Show all lines of the entries in which the word "file" is found.

[Dataset items]
____________________

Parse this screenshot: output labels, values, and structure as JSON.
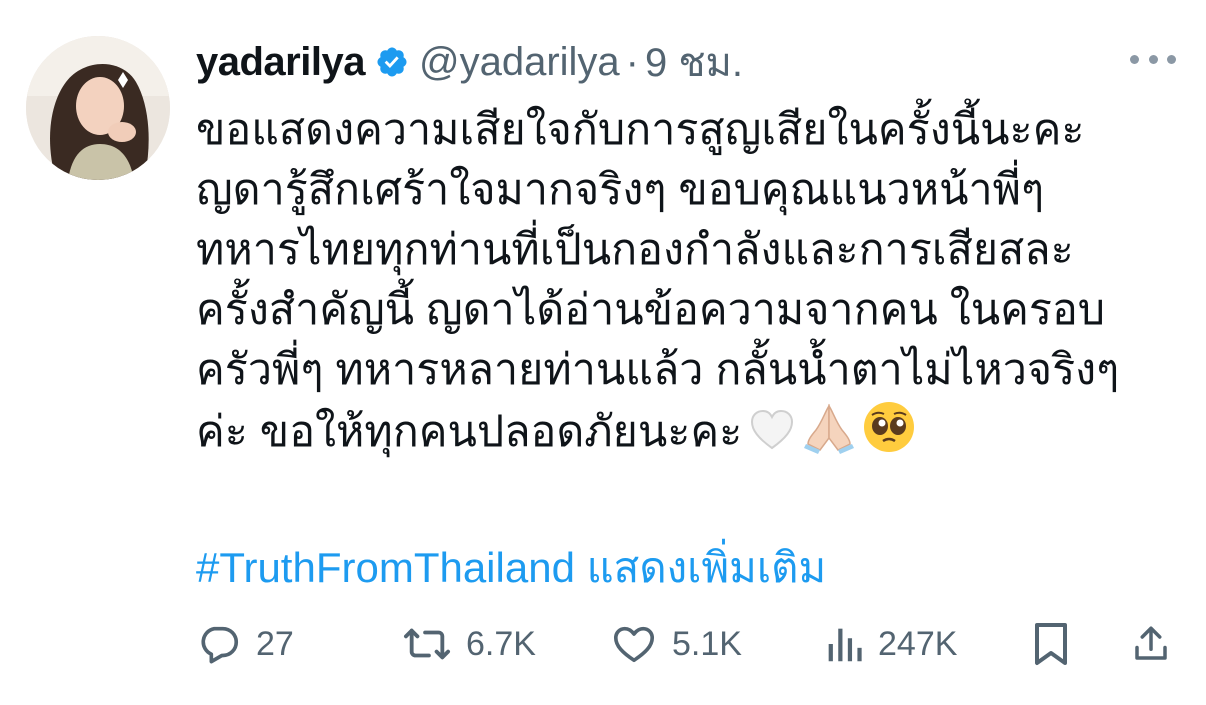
{
  "tweet": {
    "display_name": "yadarilya",
    "handle": "@yadarilya",
    "separator": "·",
    "time": "9 ชม.",
    "lines": [
      "ขอแสดงความเสียใจกับการสูญเสียในครั้งนี้นะคะ",
      "ญดารู้สึกเศร้าใจมากจริงๆ ขอบคุณแนวหน้าพี่ๆ",
      "ทหารไทยทุกท่านที่เป็นกองกำลังและการเสียสละ",
      "ครั้งสำคัญนี้ ญดาได้อ่านข้อความจากคน ในครอบ",
      "ครัวพี่ๆ ทหารหลายท่านแล้ว กลั้นน้ำตาไม่ไหวจริงๆ",
      "ค่ะ ขอให้ทุกคนปลอดภัยนะคะ"
    ],
    "emojis": [
      "white-heart-icon",
      "folded-hands-icon",
      "pleading-face-icon"
    ],
    "hashtag": "#TruthFromThailand",
    "show_more": "แสดงเพิ่มเติม"
  },
  "actions": {
    "replies": "27",
    "reposts": "6.7K",
    "likes": "5.1K",
    "views": "247K"
  },
  "colors": {
    "link": "#1d9bf0",
    "verified": "#1d9bf0",
    "muted": "#536471",
    "text": "#0f1419"
  }
}
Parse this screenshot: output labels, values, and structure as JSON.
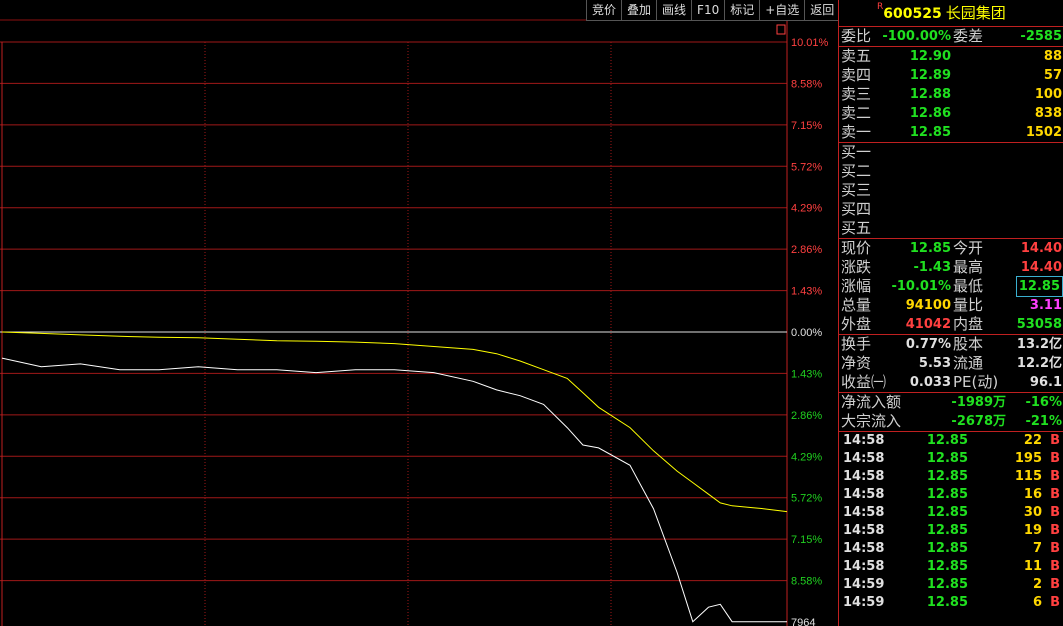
{
  "toolbar": [
    "竞价",
    "叠加",
    "画线",
    "F10",
    "标记",
    "+自选",
    "返回"
  ],
  "stock": {
    "marker": "R",
    "code": "600525",
    "name": "长园集团"
  },
  "weibi": {
    "label1": "委比",
    "value1": "-100.00%",
    "label2": "委差",
    "value2": "-2585"
  },
  "sell_orders": [
    {
      "label": "卖五",
      "price": "12.90",
      "vol": "88"
    },
    {
      "label": "卖四",
      "price": "12.89",
      "vol": "57"
    },
    {
      "label": "卖三",
      "price": "12.88",
      "vol": "100"
    },
    {
      "label": "卖二",
      "price": "12.86",
      "vol": "838"
    },
    {
      "label": "卖一",
      "price": "12.85",
      "vol": "1502"
    }
  ],
  "buy_orders": [
    {
      "label": "买一"
    },
    {
      "label": "买二"
    },
    {
      "label": "买三"
    },
    {
      "label": "买四"
    },
    {
      "label": "买五"
    }
  ],
  "quote": [
    {
      "l1": "现价",
      "v1": "12.85",
      "c1": "g",
      "l2": "今开",
      "v2": "14.40",
      "c2": "r2"
    },
    {
      "l1": "涨跌",
      "v1": "-1.43",
      "c1": "g",
      "l2": "最高",
      "v2": "14.40",
      "c2": "r2"
    },
    {
      "l1": "涨幅",
      "v1": "-10.01%",
      "c1": "g",
      "l2": "最低",
      "v2": "12.85",
      "c2": "g"
    },
    {
      "l1": "总量",
      "v1": "94100",
      "c1": "y",
      "l2": "量比",
      "v2": "3.11",
      "c2": "m"
    },
    {
      "l1": "外盘",
      "v1": "41042",
      "c1": "r2",
      "l2": "内盘",
      "v2": "53058",
      "c2": "g"
    }
  ],
  "stats": [
    {
      "l1": "换手",
      "v1": "0.77%",
      "l2": "股本",
      "v2": "13.2亿"
    },
    {
      "l1": "净资",
      "v1": "5.53",
      "l2": "流通",
      "v2": "12.2亿"
    },
    {
      "l1": "收益㈠",
      "v1": "0.033",
      "l2": "PE(动)",
      "v2": "96.1"
    }
  ],
  "flows": [
    {
      "label": "净流入额",
      "value": "-1989万",
      "pct": "-16%"
    },
    {
      "label": "大宗流入",
      "value": "-2678万",
      "pct": "-21%"
    }
  ],
  "ticks": [
    {
      "time": "14:58",
      "price": "12.85",
      "vol": "22",
      "side": "B"
    },
    {
      "time": "14:58",
      "price": "12.85",
      "vol": "195",
      "side": "B"
    },
    {
      "time": "14:58",
      "price": "12.85",
      "vol": "115",
      "side": "B"
    },
    {
      "time": "14:58",
      "price": "12.85",
      "vol": "16",
      "side": "B"
    },
    {
      "time": "14:58",
      "price": "12.85",
      "vol": "30",
      "side": "B"
    },
    {
      "time": "14:58",
      "price": "12.85",
      "vol": "19",
      "side": "B"
    },
    {
      "time": "14:58",
      "price": "12.85",
      "vol": "7",
      "side": "B"
    },
    {
      "time": "14:58",
      "price": "12.85",
      "vol": "11",
      "side": "B"
    },
    {
      "time": "14:59",
      "price": "12.85",
      "vol": "2",
      "side": "B"
    },
    {
      "time": "14:59",
      "price": "12.85",
      "vol": "6",
      "side": "B"
    }
  ],
  "chart_data": {
    "type": "line",
    "y_axis_right": [
      "10.01%",
      "8.58%",
      "7.15%",
      "5.72%",
      "4.29%",
      "2.86%",
      "1.43%",
      "0.00%",
      "1.43%",
      "2.86%",
      "4.29%",
      "5.72%",
      "7.15%",
      "8.58%"
    ],
    "bottom_label": "7964",
    "ylim_pct": [
      -10.01,
      10.01
    ],
    "x_progress": [
      0,
      0.05,
      0.1,
      0.15,
      0.2,
      0.25,
      0.3,
      0.35,
      0.4,
      0.45,
      0.5,
      0.55,
      0.6,
      0.63,
      0.66,
      0.69,
      0.72,
      0.74,
      0.76,
      0.8,
      0.83,
      0.86,
      0.88,
      0.9,
      0.915,
      0.93,
      0.95,
      0.97,
      1.0
    ],
    "series": [
      {
        "color": "#ffffff",
        "values": [
          -0.9,
          -1.2,
          -1.1,
          -1.3,
          -1.3,
          -1.2,
          -1.3,
          -1.3,
          -1.4,
          -1.3,
          -1.3,
          -1.4,
          -1.7,
          -2.0,
          -2.2,
          -2.5,
          -3.3,
          -3.9,
          -4.0,
          -4.6,
          -6.1,
          -8.3,
          -10.0,
          -9.5,
          -9.4,
          -10.0,
          -10.0,
          -10.0,
          -10.0
        ]
      },
      {
        "color": "#ffff00",
        "values": [
          0.0,
          -0.05,
          -0.1,
          -0.15,
          -0.18,
          -0.2,
          -0.25,
          -0.3,
          -0.32,
          -0.35,
          -0.4,
          -0.5,
          -0.6,
          -0.75,
          -1.0,
          -1.3,
          -1.6,
          -2.1,
          -2.6,
          -3.3,
          -4.1,
          -4.8,
          -5.2,
          -5.6,
          -5.9,
          -6.0,
          -6.05,
          -6.1,
          -6.2
        ]
      }
    ]
  }
}
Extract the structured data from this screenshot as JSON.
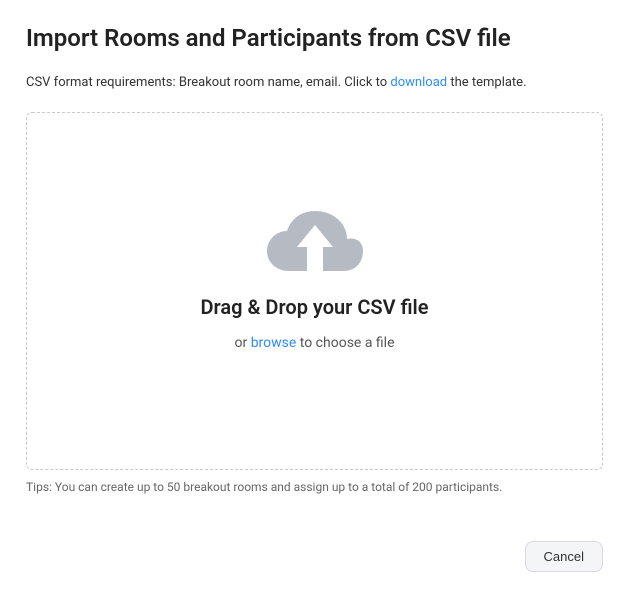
{
  "title": "Import Rooms and Participants from CSV file",
  "desc": {
    "prefix": "CSV format requirements: Breakout room name, email. Click to ",
    "download": "download",
    "suffix": " the template."
  },
  "dropzone": {
    "heading": "Drag & Drop your CSV file",
    "or": "or ",
    "browse": "browse",
    "choose": " to choose a file"
  },
  "tips": "Tips: You can create up to 50 breakout rooms and assign up to a total of 200 participants.",
  "buttons": {
    "cancel": "Cancel"
  }
}
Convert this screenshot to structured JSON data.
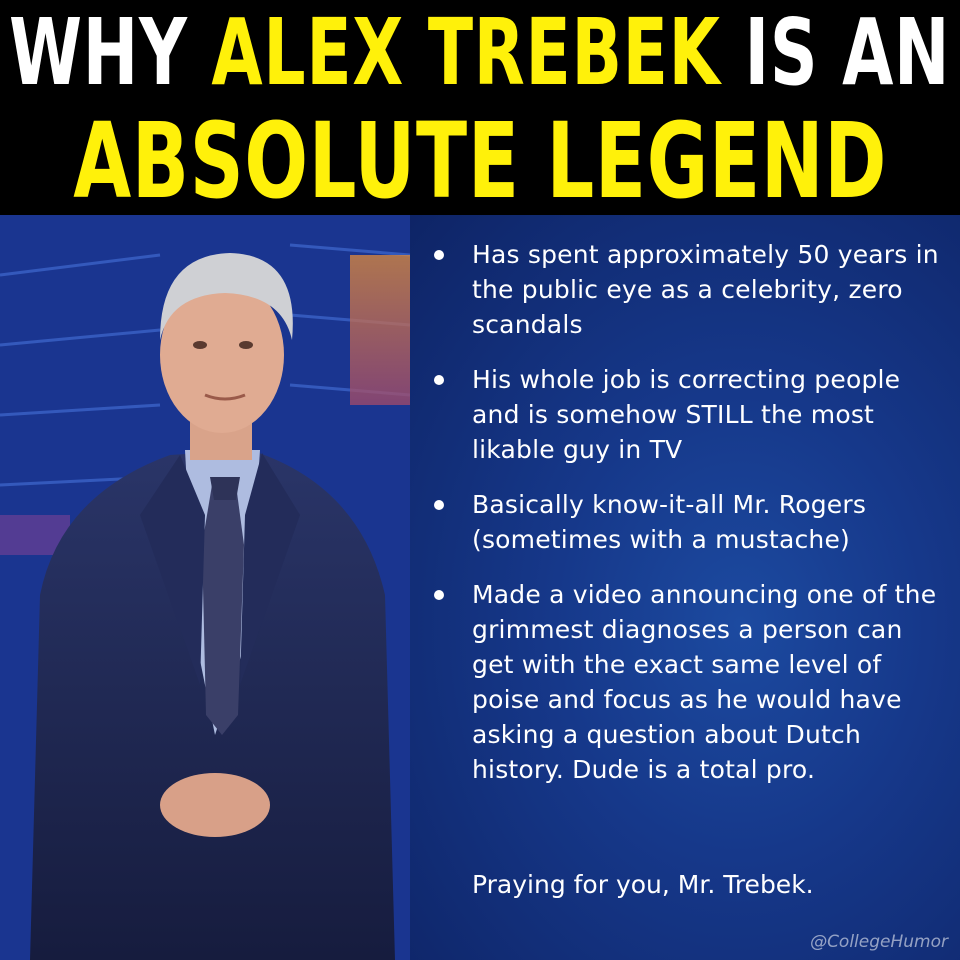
{
  "header": {
    "line1": {
      "part1": "WHY ",
      "highlight": "ALEX TREBEK",
      "part2": " IS AN"
    },
    "line2": "ABSOLUTE LEGEND",
    "colors": {
      "white": "#ffffff",
      "yellow": "#fff10a",
      "background": "#000000"
    }
  },
  "photo": {
    "subject": "man in navy suit and patterned tie on a blue studio set"
  },
  "bullets": [
    {
      "text": "Has spent approximately 50 years in the public eye as a celebrity, zero scandals"
    },
    {
      "text": "His whole job is correcting people and is somehow STILL the most likable guy in TV"
    },
    {
      "text": "Basically know-it-all Mr. Rogers (sometimes with a mustache)"
    },
    {
      "text": "Made a video announcing one of the grimmest diagnoses a person can get with the exact same level of poise and focus as he would have asking a question about Dutch history. Dude is a total pro."
    }
  ],
  "closing": "Praying for you, Mr. Trebek.",
  "watermark": "@CollegeHumor",
  "colors": {
    "panel_blue": "#16388a",
    "text": "#ffffff"
  }
}
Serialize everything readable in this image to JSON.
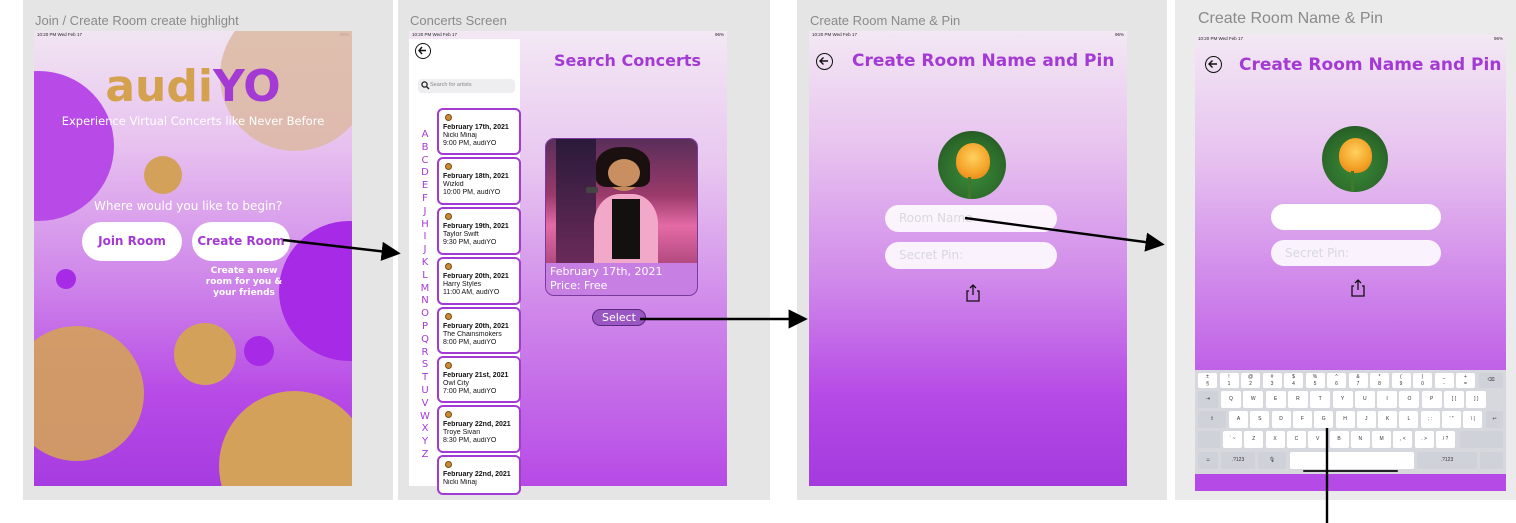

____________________

The completed task =
  "title": "Import Rooms and Participants from CSV file",
    "heading": "Drag & Drop your CSV file",
    "choose": " to choose a file"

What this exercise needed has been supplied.